And then there was Logan, of course. He belonged by blood to the family of Fel’Mekrin proper.
She drove away the thought of him at once. That situation was far too tangled for her to contemplate now. Maybe when her tour ended, she would allow her thoughts to turn toward him. Not now. She had left him a letter telling him as much when her cohort set out
from the vaults. He should have read it by now, and he would know her mind. With a firm nod, she continued walking her route.
And at the bottom came House Kal’Parev, the smallest of all the Houses. It was so small, some said, that it should not be granted the title., and that was why they were allowed to keep their title. Simply put,
Arielle pivoted again at the heated doorway.
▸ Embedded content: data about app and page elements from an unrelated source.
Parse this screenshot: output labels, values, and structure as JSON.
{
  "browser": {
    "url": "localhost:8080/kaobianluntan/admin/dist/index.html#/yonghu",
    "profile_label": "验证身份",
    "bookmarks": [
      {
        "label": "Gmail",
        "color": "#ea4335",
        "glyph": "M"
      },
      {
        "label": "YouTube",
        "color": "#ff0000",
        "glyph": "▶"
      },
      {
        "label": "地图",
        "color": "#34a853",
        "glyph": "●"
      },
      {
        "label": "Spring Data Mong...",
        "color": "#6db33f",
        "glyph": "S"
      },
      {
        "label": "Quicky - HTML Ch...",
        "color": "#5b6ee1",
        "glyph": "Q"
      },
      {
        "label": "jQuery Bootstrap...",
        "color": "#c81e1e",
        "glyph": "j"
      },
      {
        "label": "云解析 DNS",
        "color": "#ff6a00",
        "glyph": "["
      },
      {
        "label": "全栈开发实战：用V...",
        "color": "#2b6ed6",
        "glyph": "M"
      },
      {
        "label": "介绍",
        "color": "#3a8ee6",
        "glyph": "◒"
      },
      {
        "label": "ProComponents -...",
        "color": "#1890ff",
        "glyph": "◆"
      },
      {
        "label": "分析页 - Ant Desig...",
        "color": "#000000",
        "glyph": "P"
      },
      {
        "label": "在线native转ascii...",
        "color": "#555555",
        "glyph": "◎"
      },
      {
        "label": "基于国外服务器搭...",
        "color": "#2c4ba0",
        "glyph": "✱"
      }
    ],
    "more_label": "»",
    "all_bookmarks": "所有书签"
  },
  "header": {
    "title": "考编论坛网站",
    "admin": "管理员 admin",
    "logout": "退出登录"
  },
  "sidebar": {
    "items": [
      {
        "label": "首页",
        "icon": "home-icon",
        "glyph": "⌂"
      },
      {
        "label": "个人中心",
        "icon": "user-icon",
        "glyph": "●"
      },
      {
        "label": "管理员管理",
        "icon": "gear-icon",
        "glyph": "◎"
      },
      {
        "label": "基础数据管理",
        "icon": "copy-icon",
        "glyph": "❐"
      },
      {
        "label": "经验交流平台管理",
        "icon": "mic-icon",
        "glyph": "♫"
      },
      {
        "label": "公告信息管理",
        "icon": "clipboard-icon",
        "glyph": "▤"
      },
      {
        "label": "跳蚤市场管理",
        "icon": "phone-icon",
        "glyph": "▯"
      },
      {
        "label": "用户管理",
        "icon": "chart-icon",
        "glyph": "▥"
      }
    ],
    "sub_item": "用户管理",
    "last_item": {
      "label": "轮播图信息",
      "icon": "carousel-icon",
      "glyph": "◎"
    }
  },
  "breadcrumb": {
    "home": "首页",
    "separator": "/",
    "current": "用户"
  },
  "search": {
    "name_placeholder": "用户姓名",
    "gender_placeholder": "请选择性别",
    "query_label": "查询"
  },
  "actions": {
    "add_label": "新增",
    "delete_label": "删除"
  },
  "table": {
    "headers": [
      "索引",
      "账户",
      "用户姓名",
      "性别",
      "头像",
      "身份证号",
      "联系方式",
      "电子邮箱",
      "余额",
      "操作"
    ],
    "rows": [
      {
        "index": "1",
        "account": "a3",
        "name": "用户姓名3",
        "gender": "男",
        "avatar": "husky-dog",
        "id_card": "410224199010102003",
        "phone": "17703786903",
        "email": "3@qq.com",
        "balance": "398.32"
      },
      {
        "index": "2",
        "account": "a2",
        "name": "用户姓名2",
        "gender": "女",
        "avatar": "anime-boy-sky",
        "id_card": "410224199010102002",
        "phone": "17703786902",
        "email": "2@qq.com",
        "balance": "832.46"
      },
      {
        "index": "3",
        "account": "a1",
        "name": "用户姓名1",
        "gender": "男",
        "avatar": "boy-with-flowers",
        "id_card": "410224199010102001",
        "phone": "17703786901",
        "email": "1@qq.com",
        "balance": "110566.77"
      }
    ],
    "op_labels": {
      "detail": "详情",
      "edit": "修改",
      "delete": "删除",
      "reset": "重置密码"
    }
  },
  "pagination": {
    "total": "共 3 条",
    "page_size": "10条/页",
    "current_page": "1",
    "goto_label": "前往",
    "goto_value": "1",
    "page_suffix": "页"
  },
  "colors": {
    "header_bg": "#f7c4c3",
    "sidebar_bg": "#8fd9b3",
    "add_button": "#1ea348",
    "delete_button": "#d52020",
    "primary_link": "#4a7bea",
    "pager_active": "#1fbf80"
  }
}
Dawn was not far off, maybe an hour or two and then her shift would end. Weariness dragged at her eyelids and her limbs. She longed for her bed. It was more than three months until the Feast of Night, the longest night of the year, but the hours of darkness had already become insufferably long. Her thoughts wandered as the night progressed, and she fought to regain her train of thought. The prisoner’s face formed in her mind unbidden, and she pushed it away. She was supposed to be on watch, she reminded herself as she glanced into the darkness, not losing herself in fancies.
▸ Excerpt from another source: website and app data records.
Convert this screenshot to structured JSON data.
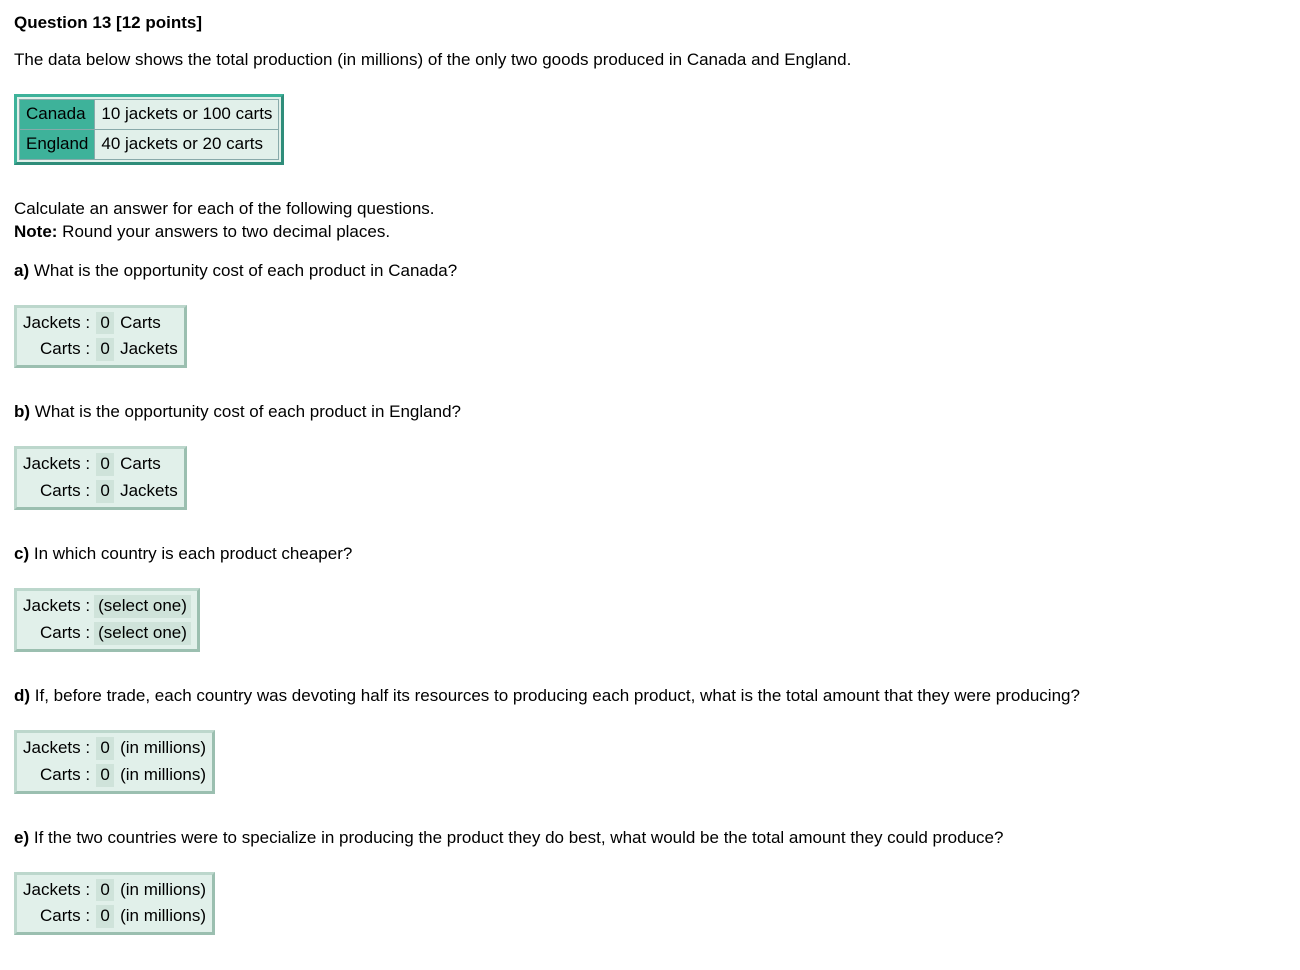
{
  "header": {
    "question_label": "Question 13",
    "points_label": "[12 points]"
  },
  "intro": "The data below shows the total production (in millions) of the only two goods produced in Canada and England.",
  "production_table": {
    "rows": [
      {
        "country": "Canada",
        "text": "10 jackets or 100 carts"
      },
      {
        "country": "England",
        "text": "40 jackets or  20  carts"
      }
    ]
  },
  "instructions": {
    "line1": "Calculate an answer for each of the following questions.",
    "note_label": "Note:",
    "note_text": " Round your answers to two decimal places."
  },
  "parts": {
    "a": {
      "label": "a)",
      "text": " What is the opportunity cost of each product in Canada?",
      "rows": [
        {
          "label": "Jackets :",
          "value": "0",
          "unit": "Carts"
        },
        {
          "label": "Carts :",
          "value": "0",
          "unit": "Jackets"
        }
      ]
    },
    "b": {
      "label": "b)",
      "text": " What is the opportunity cost of each product in England?",
      "rows": [
        {
          "label": "Jackets :",
          "value": "0",
          "unit": "Carts"
        },
        {
          "label": "Carts :",
          "value": "0",
          "unit": "Jackets"
        }
      ]
    },
    "c": {
      "label": "c)",
      "text": " In which country is each product cheaper?",
      "rows": [
        {
          "label": "Jackets :",
          "value": "(select one)"
        },
        {
          "label": "Carts :",
          "value": "(select one)"
        }
      ]
    },
    "d": {
      "label": "d)",
      "text": " If, before trade, each country was devoting half its resources to producing each product, what is the total amount that they were producing?",
      "rows": [
        {
          "label": "Jackets :",
          "value": "0",
          "unit": "(in millions)"
        },
        {
          "label": "Carts :",
          "value": "0",
          "unit": "(in millions)"
        }
      ]
    },
    "e": {
      "label": "e)",
      "text": " If the two countries were to specialize in producing the product they do best, what would be the total amount they could produce?",
      "rows": [
        {
          "label": "Jackets :",
          "value": "0",
          "unit": "(in millions)"
        },
        {
          "label": "Carts :",
          "value": "0",
          "unit": "(in millions)"
        }
      ]
    }
  }
}
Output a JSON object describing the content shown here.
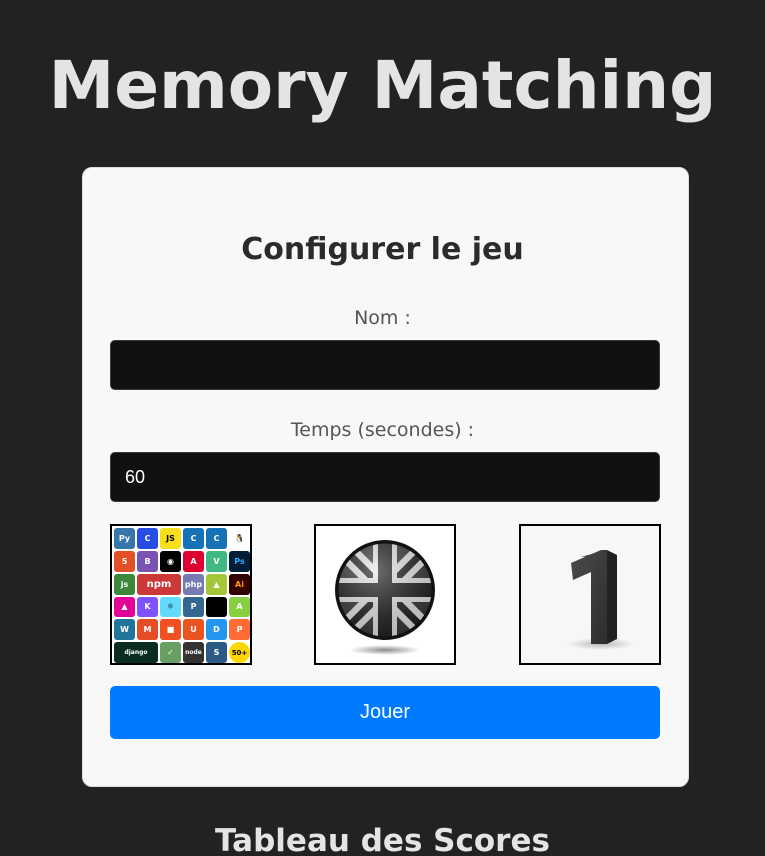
{
  "app": {
    "title": "Memory Matching"
  },
  "config": {
    "heading": "Configurer le jeu",
    "name_label": "Nom :",
    "name_value": "",
    "time_label": "Temps (secondes) :",
    "time_value": "60"
  },
  "themes": [
    {
      "name": "logos",
      "icon": "programming-logos-collage",
      "badge": "50+",
      "text_1": "npm",
      "text_2": "php",
      "text_3": "django",
      "text_4": "node"
    },
    {
      "name": "flags",
      "icon": "union-jack-globe-monochrome"
    },
    {
      "name": "numbers",
      "icon": "digit-one-3d",
      "digit": "1"
    }
  ],
  "actions": {
    "play_label": "Jouer"
  },
  "scores": {
    "title": "Tableau des Scores"
  },
  "colors": {
    "background": "#222222",
    "card": "#f8f8f8",
    "accent": "#007bff",
    "input": "#111111"
  }
}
So much for the fabled Kal’Parev honor, she thought as she pictured his manacled hands. Honor was not something prisoners were known for.
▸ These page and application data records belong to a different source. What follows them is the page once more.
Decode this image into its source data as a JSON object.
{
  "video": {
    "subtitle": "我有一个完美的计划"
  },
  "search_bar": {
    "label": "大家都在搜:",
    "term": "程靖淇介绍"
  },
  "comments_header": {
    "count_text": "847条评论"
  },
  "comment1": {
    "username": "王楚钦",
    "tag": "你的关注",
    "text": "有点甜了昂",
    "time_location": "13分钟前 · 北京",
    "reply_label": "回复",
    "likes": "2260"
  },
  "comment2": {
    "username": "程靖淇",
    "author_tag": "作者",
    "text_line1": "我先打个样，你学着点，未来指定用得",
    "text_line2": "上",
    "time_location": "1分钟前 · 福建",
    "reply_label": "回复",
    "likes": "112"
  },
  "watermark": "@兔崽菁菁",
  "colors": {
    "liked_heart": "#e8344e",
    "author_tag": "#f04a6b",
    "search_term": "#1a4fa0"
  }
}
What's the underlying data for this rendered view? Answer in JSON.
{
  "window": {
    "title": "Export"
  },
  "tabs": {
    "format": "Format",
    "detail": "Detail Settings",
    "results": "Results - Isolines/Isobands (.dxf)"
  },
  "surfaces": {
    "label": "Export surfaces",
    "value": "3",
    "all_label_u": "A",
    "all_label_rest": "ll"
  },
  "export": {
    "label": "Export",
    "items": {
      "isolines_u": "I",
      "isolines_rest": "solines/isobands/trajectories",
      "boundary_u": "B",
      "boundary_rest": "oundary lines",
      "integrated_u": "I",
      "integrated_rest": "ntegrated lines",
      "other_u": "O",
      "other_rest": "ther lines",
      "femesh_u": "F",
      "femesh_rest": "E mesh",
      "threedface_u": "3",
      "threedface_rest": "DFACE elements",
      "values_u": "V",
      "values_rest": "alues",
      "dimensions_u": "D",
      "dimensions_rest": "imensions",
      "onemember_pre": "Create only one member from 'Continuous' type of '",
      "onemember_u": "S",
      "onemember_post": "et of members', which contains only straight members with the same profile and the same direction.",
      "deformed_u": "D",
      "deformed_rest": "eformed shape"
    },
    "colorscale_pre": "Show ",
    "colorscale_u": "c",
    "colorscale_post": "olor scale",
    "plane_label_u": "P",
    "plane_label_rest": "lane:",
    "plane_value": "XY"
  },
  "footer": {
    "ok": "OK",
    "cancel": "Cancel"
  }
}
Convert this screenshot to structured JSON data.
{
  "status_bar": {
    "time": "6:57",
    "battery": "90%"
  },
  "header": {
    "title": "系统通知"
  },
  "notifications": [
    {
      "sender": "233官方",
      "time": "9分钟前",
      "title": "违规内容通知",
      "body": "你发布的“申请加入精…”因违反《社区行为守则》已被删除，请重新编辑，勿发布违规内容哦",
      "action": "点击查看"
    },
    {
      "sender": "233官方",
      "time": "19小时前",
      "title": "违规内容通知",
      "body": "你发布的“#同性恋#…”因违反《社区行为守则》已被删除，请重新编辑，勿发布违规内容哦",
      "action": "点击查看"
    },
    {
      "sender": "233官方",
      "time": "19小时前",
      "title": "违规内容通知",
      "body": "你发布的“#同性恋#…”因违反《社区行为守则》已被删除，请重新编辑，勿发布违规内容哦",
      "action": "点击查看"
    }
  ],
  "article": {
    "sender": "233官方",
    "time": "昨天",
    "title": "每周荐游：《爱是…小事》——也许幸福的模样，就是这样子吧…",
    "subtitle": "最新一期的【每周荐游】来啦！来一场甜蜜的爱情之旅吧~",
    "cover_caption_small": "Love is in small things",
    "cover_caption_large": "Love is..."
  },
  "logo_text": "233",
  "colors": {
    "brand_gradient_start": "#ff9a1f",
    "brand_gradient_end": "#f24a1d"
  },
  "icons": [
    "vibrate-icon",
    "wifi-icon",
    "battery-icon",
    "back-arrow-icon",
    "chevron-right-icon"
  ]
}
The night wore on, and Arielle continued her circuit. She continued to keep her eyes open. She continued to avoid the warmth of the doorway. She continued stealing glances over the parapet. She continued forcing her thoughts away from the image of his face.
Trenton had said his name was Kal’Parev, she remembered. Her thoughts were sluggish now. Looking around, she found that she had stopped walking. With a shake of her head, she resumed her circuit. She counted her breaths. She counted her steps. She spun at the western end of the circuit and glanced over the parapet. With his white hair, he had the look of a Kal’Parev by blood. So he was nobly born, and not a pledge. That was better, but still, he was a Kal’Parev. That was also in line with her memory. Still, Father would not approve. The errant thought made her pause again. She should NOT be thinking along those lines. Her father, Kal’Parev, Logan; they all formed a confused tangle in her thoughts, causing her stomach to contract and her Sin’del to compress. Clenching her hands, she resumed walking, willing her hands not to tremble.
Dawn was lightening the sky, she reminded herself. She would be done here soon.